Horse hooves are the unsung heroes of the equine world. They may not get as much attention as their beautiful manes and tails, but they deserve all the love!
After all, horse hooves protect them from a wide range of diseases, provide traction for running and jumping, and even help to keep their legs in alignment.
But what are horses’ hooves made of?
It’s important to understand how these amazing appendages work so you can provide your horse with proper care and maintenance.
So let’s take a closer look at what makes up a horse hoof—literally from the ground up!
What is a Horse’s Hoof Made Of?
To the untrained eye, it might just look like solid material. But in actuality, a horse’s hoof is a complex structure comprised of several components.
It consists of the wall or outer perimeter, which is made up of keratin — the same material found in our fingernails and hair.
The sole, located beneath this wall, contains soft tissue that helps with shock absorption when walking on hard surfaces.
Then there’s the frog – the triangular-shaped area at the back of the hoof – made up primarily of cartilage.
Anatomy of a Horse Hoof
The anatomy of a horse’s hoof is surprisingly complex! From the tough exterior to the intricate inner workings, here are the main components and their importance:
1. The Wall
This forms the outer layer of the hoof and provides protection from physical damage and wear. It can also help regulate moisture levels so that your horse’s foot stays healthy and strong.
This forms the bottom part of the hoof and acts as a cushion between your horse’s bones and tendons in his leg joint area. Without it, your horse could be at risk for bone spurs or other serious issues!
This triangular-shaped structure helps absorb shock and provides traction to give your horse better balance and control. It also works like a built-in massage, stimulating circulation in the foot as your horse walks or runs.
4. White Line
This is a groove that separates the wall from the sole and helps define the hoof shape as well as aid with growth. It can be used to detect potential issues such as an infection or laminitis.
5. Coronary Band
This area contains cells that help form new hoof tissue and regulate its growth rate, meaning it’s essential for healthy feet!
Why is a Horse’s Hoof so Important?
A horse’s hoof is an essential part of its physiology, and it’s even been said that a horse is only as healthy as its feet. Here are five reasons why the hoof should never be taken for granted:
1. The hoof supports and carries the entire weight of the horse, so without it, they would not be able to move around.
2. It acts like a shock absorber to protect the bones and joints of the legs from impact when walking or running.

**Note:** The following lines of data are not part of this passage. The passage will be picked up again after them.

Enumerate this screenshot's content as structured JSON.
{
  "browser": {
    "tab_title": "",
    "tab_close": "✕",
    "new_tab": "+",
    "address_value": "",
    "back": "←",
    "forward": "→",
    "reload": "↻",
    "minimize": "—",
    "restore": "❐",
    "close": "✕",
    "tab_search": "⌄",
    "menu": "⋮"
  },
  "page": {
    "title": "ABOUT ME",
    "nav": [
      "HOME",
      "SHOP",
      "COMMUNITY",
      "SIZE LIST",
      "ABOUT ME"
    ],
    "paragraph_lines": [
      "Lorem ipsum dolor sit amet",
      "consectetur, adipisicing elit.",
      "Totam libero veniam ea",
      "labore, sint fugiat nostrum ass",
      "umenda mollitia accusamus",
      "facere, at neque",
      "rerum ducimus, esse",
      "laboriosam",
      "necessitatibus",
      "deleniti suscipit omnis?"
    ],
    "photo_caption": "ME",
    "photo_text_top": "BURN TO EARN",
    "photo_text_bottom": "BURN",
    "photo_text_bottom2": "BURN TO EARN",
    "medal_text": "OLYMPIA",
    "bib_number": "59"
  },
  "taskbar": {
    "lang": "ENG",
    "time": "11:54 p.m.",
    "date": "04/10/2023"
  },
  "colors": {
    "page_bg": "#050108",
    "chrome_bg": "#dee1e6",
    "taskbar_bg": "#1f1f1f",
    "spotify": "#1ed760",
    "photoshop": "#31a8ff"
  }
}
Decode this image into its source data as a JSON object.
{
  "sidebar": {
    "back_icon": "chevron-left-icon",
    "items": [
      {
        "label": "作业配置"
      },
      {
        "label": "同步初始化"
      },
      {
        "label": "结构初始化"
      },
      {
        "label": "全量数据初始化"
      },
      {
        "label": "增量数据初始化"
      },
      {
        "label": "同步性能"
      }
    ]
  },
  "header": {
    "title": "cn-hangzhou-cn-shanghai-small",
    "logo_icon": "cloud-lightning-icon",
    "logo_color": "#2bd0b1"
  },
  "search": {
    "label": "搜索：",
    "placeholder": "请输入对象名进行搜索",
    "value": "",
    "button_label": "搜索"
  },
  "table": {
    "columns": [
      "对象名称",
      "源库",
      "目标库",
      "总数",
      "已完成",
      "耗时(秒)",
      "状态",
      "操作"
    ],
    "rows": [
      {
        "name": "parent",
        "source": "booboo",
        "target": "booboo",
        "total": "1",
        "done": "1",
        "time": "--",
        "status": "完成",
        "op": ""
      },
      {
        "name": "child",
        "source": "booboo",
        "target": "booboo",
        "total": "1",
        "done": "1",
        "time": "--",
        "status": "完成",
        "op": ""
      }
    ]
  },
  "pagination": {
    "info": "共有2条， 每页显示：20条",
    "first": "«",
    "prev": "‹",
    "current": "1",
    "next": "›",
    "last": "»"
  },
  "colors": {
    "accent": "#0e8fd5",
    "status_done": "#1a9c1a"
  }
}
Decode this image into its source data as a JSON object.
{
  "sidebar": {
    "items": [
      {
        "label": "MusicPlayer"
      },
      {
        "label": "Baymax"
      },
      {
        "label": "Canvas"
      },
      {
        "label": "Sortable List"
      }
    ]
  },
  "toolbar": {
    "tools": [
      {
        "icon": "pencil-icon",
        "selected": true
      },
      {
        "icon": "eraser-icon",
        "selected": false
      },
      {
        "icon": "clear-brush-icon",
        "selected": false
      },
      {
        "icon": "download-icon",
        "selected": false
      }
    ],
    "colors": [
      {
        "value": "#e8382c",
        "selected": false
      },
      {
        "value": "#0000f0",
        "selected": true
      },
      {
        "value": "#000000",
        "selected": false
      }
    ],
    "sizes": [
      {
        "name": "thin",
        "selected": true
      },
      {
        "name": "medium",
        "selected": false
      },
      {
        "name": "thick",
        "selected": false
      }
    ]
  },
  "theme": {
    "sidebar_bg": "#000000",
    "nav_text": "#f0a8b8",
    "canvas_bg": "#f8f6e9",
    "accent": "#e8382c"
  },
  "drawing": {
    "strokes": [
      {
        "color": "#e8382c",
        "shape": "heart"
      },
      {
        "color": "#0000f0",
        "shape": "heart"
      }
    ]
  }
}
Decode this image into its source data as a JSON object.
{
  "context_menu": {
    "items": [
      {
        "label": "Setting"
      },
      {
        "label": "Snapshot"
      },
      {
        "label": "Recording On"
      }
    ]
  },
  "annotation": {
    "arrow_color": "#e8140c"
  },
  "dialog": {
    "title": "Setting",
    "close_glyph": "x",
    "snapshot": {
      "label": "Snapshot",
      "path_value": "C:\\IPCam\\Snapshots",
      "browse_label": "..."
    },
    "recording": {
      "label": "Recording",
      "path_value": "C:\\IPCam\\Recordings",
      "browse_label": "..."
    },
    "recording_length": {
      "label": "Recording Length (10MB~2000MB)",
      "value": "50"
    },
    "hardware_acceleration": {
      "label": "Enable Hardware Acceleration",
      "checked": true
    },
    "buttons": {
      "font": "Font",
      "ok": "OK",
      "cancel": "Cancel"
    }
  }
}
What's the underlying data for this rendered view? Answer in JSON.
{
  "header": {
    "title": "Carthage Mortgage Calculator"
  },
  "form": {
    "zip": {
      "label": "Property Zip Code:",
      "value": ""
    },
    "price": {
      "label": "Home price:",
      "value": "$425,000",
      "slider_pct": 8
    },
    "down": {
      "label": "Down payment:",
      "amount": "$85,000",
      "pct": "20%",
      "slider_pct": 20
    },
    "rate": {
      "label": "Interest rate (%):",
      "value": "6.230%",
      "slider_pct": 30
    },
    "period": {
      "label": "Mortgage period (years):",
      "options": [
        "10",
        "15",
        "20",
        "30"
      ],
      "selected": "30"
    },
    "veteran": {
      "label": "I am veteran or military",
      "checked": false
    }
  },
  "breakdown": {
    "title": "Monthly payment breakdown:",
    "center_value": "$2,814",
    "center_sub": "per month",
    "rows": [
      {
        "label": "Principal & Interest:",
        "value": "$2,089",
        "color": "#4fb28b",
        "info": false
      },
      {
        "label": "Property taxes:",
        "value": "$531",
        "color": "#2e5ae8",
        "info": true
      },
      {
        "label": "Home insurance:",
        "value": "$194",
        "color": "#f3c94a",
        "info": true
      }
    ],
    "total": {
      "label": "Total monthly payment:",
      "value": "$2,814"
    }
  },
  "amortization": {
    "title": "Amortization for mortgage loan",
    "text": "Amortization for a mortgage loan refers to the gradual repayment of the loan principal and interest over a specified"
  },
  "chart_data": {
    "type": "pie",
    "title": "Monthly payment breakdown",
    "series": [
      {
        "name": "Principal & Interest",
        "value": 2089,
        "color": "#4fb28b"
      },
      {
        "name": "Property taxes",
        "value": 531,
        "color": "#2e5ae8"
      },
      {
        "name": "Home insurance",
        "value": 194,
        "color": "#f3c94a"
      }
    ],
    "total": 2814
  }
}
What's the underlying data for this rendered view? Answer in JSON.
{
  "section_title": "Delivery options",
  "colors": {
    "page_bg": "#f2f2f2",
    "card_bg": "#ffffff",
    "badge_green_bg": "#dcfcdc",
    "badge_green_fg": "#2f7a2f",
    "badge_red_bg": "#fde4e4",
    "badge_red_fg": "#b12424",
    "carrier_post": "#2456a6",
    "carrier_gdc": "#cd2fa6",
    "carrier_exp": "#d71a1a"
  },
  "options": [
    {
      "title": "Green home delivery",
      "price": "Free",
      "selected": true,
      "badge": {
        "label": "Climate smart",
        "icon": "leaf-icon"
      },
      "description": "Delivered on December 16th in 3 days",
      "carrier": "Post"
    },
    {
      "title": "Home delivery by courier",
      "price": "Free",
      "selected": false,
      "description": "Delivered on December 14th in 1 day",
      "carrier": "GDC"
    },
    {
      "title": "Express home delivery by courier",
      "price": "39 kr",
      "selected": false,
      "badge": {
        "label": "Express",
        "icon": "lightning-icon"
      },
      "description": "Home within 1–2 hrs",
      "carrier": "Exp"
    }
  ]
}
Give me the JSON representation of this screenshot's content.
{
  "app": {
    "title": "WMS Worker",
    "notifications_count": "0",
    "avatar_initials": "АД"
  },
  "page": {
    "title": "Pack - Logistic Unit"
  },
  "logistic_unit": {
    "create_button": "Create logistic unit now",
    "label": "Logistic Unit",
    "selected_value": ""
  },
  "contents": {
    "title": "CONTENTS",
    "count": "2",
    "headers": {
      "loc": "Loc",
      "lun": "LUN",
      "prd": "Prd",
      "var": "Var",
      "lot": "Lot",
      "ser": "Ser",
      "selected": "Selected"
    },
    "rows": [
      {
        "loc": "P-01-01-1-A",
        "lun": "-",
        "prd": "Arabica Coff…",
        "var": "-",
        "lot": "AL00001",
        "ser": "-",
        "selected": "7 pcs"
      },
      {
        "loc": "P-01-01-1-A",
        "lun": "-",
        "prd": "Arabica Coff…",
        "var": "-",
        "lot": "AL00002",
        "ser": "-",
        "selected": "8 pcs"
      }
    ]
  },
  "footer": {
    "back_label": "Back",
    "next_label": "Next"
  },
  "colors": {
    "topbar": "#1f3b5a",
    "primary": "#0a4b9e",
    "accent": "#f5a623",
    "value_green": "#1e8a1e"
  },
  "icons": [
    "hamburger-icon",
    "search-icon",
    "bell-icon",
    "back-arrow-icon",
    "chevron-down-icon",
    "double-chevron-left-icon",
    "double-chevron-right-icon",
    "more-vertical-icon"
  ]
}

3. The shape of the hoof helps horses grip surfaces better, which can be especially helpful on wet or slippery surfaces.
4. The shape also gives them leverage when taking off for a gallop, so they can move quickly and efficiently. In short, it makes them powerful to run long distances and even in races.
5. Getting regular hoof care, such as trimming and shoeing, helps keep a horse’s feet healthy and strong.
This brings us to the most asked question about horse care.
How Do I Keep My Horse’s Hooves Healthy?
If you are planning to buy a horse then you need to be aware of some basic grooming tips for your horse’s hooves. Check out the top grooming tips that will keep your horse healthy and happy!
1. Invest in a good hoof pick
This might not sound like an essential grooming tip, but let me tell you – it can make all the difference when it comes to keeping your horse’s hooves healthy. A quality hoof pick will help you remove dirt, debris, and stones that can cause irritation and infection. Plus, it just looks cool!
2. Check for any signs of injury or disease regularly
Take the time to examine your horse’s hooves from time to time and look out for signs of trauma, such as chips, cracks, or other injuries. You should also check for any fungal infections or discoloration which could signal a more serious issue.
3. Trim your horse’s hooves regularly
Most horses need to be trimmed every 4-6 weeks, depending on the terrain and climate they live in. Trimming encourages healthy hoof growth and helps keep your horse’s feet balanced and comfortable.
4. Clean out your horse’s hooves daily
This should become part of your regular grooming routine! Use a damp cloth or brush to remove any dirt and debris from inside the hooves before it has a chance to cause problems.
Regularly apply an appropriate hoof ointment or cream to prevent cracks, chips, and other damage. A good quality ointment will help keep your horse’s feet supple, as well as provide some protection from the elements.
6. Pick out your horse’s feet before and after riding
This will help prevent any dirt or stones from becoming lodged in the hooves, as well as help you spot any signs of injury or disease.
7. Make sure your horse wears appropriate footwear
If you live in a wetter climate, it may be beneficial to fit your horse with some waterproof shoes or boots during winter months – this can help keep their hooves dry and free from infection!
In a nutshell, the horse hoof is the equivalent of our fingernails – and that’s even before you consider all the vital tasks it performs on behalf of its four-legged owner.
Not only are they essential for traction, balance, and protection from the elements, but they also provide clues to our equine friends’ overall health.
At the end of the day, caring for a horse’s hooves is an essential part of horse care as well as it demonstrates responsible ownership.
A healthy horse equals happy feet!